July 30, 2014 at 1:00 am

New lawsuit filed over GM ignition switches

A Texas lawyer on Tuesday filed a lawsuit against General Motors Co. on behalf of 658 people who the law firm alleges either died or were injured due to the automaker’s ignition switch defect.

The lawsuit comes just days before independent compensation expert Kenneth Feinberg is to begin accepting claims for families of people who died or were injured tied to the faulty ignition switch.

The suit was filed in U.S. District Court Southern District of New York and lists families of 29 people who died in vehicles allegedly tied to an ignition switch defect and another 629 injured. The plaintiffs are suing for wrongful death or injury in accidents that occurred after GM emerged from bankruptcy in July 2009.
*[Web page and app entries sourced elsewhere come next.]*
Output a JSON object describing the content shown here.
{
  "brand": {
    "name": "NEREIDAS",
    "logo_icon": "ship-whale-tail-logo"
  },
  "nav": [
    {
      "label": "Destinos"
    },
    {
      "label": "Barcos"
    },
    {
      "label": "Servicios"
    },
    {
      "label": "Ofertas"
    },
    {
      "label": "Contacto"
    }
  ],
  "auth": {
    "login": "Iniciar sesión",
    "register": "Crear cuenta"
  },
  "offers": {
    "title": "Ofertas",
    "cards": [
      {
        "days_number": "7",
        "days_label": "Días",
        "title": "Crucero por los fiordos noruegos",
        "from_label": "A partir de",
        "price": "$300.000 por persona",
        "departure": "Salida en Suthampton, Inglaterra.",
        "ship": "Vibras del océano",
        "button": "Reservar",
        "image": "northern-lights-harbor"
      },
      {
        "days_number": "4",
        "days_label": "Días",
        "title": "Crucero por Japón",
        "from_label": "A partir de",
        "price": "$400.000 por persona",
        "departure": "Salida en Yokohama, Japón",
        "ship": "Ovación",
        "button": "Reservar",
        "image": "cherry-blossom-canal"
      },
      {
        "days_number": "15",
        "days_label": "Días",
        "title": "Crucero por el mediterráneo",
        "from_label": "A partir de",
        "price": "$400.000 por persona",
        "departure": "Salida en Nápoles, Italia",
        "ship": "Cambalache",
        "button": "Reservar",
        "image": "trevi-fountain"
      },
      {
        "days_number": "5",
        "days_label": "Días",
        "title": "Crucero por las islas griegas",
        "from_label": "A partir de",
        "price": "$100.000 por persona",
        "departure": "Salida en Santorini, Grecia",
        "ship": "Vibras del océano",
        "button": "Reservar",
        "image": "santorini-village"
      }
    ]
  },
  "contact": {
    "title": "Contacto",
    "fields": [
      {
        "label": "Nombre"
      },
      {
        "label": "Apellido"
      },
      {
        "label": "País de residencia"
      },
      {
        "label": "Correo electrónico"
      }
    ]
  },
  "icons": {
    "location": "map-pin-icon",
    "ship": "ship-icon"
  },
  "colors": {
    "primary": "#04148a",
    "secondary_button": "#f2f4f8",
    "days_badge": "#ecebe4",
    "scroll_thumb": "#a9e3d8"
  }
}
“At any given moment, an ignition switch in a wide variety of General Motors vehicles could fail, killing or maiming countless individuals,” according to the complaint.

GM spokesman Jim Cain would not comment on the lawsuit. The company has acknowledged 13 deaths related to the defective ignition switches.

“We want to do the right thing for the people who were physically injured or lost a loved one as a result of an ignition switch issue in a Cobalt or one the other recalled small cars,” Cain said in an email. “They should file a compensation claim, and Mr. Feinberg will independently evaluate them beginning on August 1.”

The law firm said plaintiffs may not qualify for the GM compensation program. The program is specific only to vehicles involved in GM's recall of 2.59 million vehicles.

GM earlier this year recalled 2.59 million older Chevrolet Cobalts, Saturn Ions and other small cars for ignition switches that can move out of the “run” position while driving, causing the car to lose power, power steering and in crashes air bags may not deploy. GM has said the defect is linked to 54 crashes and 13 deaths.

Bob Hilliard, the Corpus Christi, Texas, lawyer who filed the lawsuit, has long said that the defect is linked to many more crashes, deaths and injuries. The lawsuit includes crashes in more than the initial group of cars GM recalled for ignition switch issues, including numerous other nameplates GM has recalled this year for ignition problems.

A compensation program for victimswill begin taking claims Friday. GM last week estimated that the fund may cost the company $400 million but said it could grow to $600 million. GM said Feinberg has ultimate say in who is eligible for claims and also the ultimate fund size.